The fact that many court clerks offices and chambers are cramped for space does not come as a surprise to those who suffer in those conditions every day.  The addition of a full sized desktop computer, especially when full sized CRT displays were used did not help the situation. But during the past year a new form factor for standard PCs has been introduced by the manufacturers, the All-In-One computer.  Of course this is not new for Apple iMac users, but for the rest of us, this is a good development.

What is meant by an All-In-One computer?  Simply it means that the parts of the computer; the hard disk, DVD/CD drive, processor, and memory are placed behind the display screen resulting in one compact package.  In addition, many All-In-One computers have touch-screen capability that could potentially help to speed data entry with the proper programming.

But why else am I writing about this?  It is because the All-In-One computer format is also a green machine in that it uses much less electrical power than the standard desktop computer.  The All-In-Ones I looked at used a 65 watt or lower power supply.  In contrast, a survey of currently available desktop PCs showed they used from a low of 220, to a high of 450 watts of power each.  Multiply this by 25, 50, or 100 computers this turns into a significant amount of power and heat.

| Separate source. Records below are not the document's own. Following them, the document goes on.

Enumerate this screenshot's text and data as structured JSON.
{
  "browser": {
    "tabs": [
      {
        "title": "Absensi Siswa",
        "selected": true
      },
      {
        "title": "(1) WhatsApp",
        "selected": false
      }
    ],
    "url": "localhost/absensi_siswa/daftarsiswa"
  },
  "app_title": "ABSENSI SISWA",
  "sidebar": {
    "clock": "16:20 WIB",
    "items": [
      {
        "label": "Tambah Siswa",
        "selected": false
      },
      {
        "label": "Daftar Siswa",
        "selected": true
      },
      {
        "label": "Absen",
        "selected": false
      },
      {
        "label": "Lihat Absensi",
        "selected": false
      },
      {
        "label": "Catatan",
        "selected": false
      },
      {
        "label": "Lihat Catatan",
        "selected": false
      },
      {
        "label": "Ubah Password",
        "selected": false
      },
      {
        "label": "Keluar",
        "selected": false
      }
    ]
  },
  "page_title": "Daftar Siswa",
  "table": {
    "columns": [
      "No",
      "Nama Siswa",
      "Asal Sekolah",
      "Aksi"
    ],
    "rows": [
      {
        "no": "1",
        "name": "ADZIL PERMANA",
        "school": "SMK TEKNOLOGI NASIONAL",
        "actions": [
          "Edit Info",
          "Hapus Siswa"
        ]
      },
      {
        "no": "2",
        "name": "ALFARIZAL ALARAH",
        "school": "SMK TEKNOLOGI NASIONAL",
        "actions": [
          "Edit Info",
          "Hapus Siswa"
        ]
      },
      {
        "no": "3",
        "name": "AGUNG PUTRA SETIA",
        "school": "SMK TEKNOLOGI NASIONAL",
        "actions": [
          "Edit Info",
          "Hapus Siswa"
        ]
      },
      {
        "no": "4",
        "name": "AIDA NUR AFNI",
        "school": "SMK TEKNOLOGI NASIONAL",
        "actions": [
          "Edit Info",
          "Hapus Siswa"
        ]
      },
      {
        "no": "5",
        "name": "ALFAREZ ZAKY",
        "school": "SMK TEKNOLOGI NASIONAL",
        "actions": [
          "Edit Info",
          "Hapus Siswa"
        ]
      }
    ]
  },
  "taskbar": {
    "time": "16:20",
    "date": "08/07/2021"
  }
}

If you are interested in more detailed information; I found the following review article for this style of machine from last fall on the Computer Shopper website.  It provides a quick overview of the All-In-One machines that were available at the time.

US Federal Courts Update Public Access Policies

The March, 2010 edition of The Third Branch Federal Court newsletter contains an interesting article: Judicial Conference Approves Steps to Improve Public Access.  The article describes several actions to decrease the cost of using their PACER public access system and to make digital audio recordings available. The article also noted that in 2009:
"PACER received more than 360 million requests for electronic access to information from the over 33 million federal cases that have documents online."